On to the photo’s.
I have tried to break this up into logical blocks of the same kinds of trees, although I walked thro so many hoop houses with benches full of hundreds of pots of trees in age groups. I try to start with the young ones first and move to the larger of the species. Don’t worry too much, it’s all tree porn. Ed Clark showing me around on a drizzly day.
These are some of those tridents on the black rock that are over 30 years old.
These are just some odd tridents hanging out on benches.
These are twisted pomegranate. Ed has hundreds of these all started from cuttings. Many of them have had the wire thing done to them also to try to introduce some movement.
All the previous photos have been the pomegranates. This bench with those on the right are full of movement also.
This is some of the material from many years ago. There are large maples in here and many of them are very difficult to find cultivars.
I wanna go back for this one. I told Ed to save this for me and I will dig it out when down next. Kashima Maple
Here’s a big block of procumbens with wire.
I will let the Itoigawa speak for itself. Ed says he has just reached the point where he has enough material to keep the wire going on the trees and adding movement. wire on the pines is easy peasy, Ed says the junipers are more tricky because they break so easy.
By far Ed has mostly pines that have received the wire. He has house after house full of pines. I would easily estimate there well over a thousand or more trees here.
In this next photo one can see the small trees on the right that do not have many needles. These are banshosho dwarf pines that have been grafted onto mikawa understock.
Lets just look at some of these trunks. I was mesmerized and my arms were shaking like a dog shitting peach pits. Blurry yes, but still worth it.
Here are a couple of shots of young pines with the wire embedded at the beginning of the process. It seems that there are not that many twists and turns, but as it grows and swells it must find new paths to grow which adds all the character.
Larger pines in baskets. These have been taken from round containers and placed in pond baskets. Here they will bulk up and gain girth for larger shohin type pines.
My hand for comparison. These trunks are fully 1 1/2+ inches across and about 6 inches tall.
Pines in long cups for stones. The roots on these are growing length in an effort to merge them to stones in the future.

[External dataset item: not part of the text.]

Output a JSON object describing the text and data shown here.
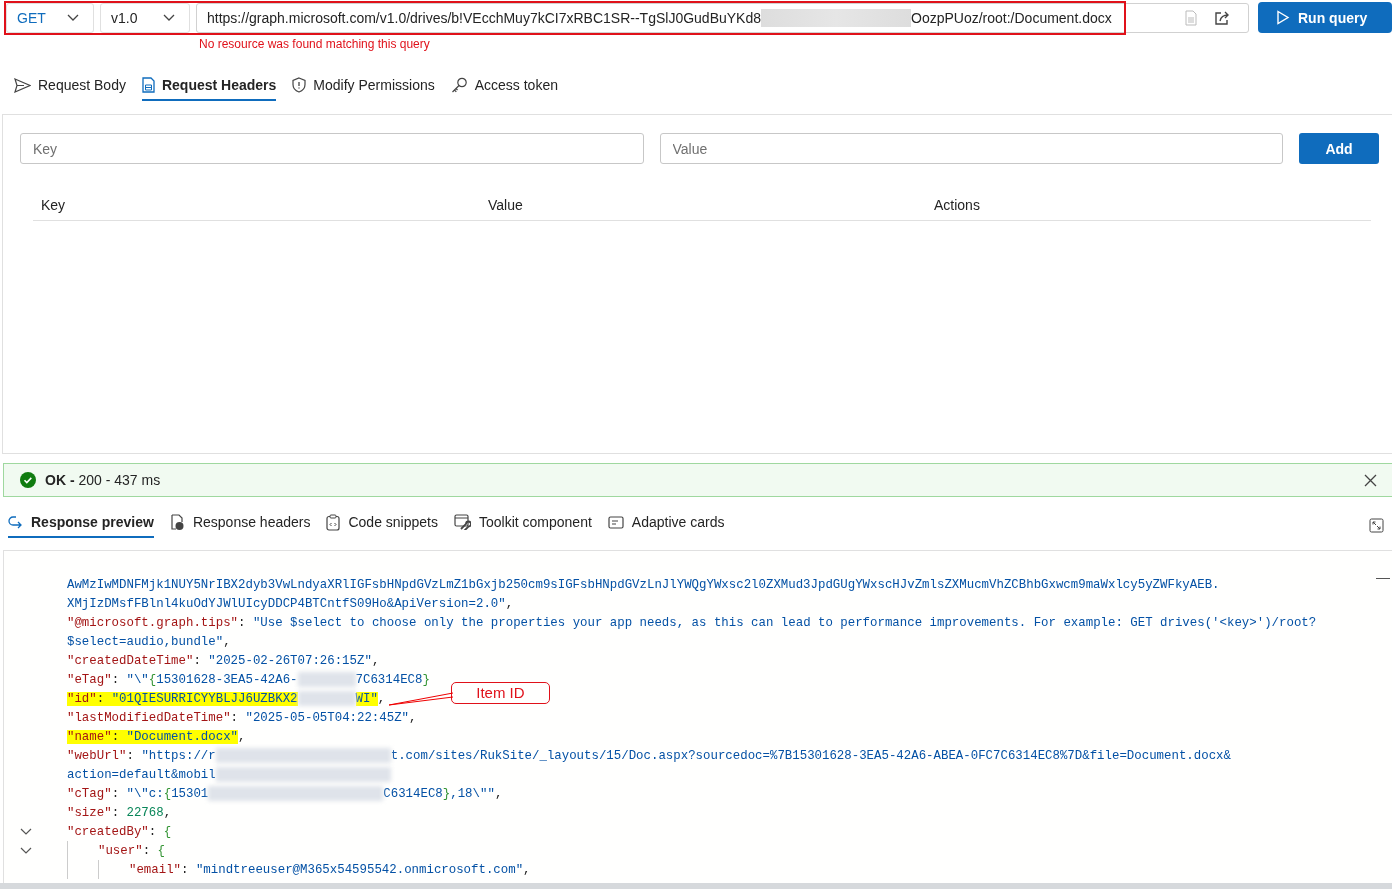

Large pines growing out. These pines are in baskets and then buried in these 25 gallon large nursery containers. This provides a controlled setting but gets as much growth as being in the ground.
My hope is that I can convince Ed for me to style this tree.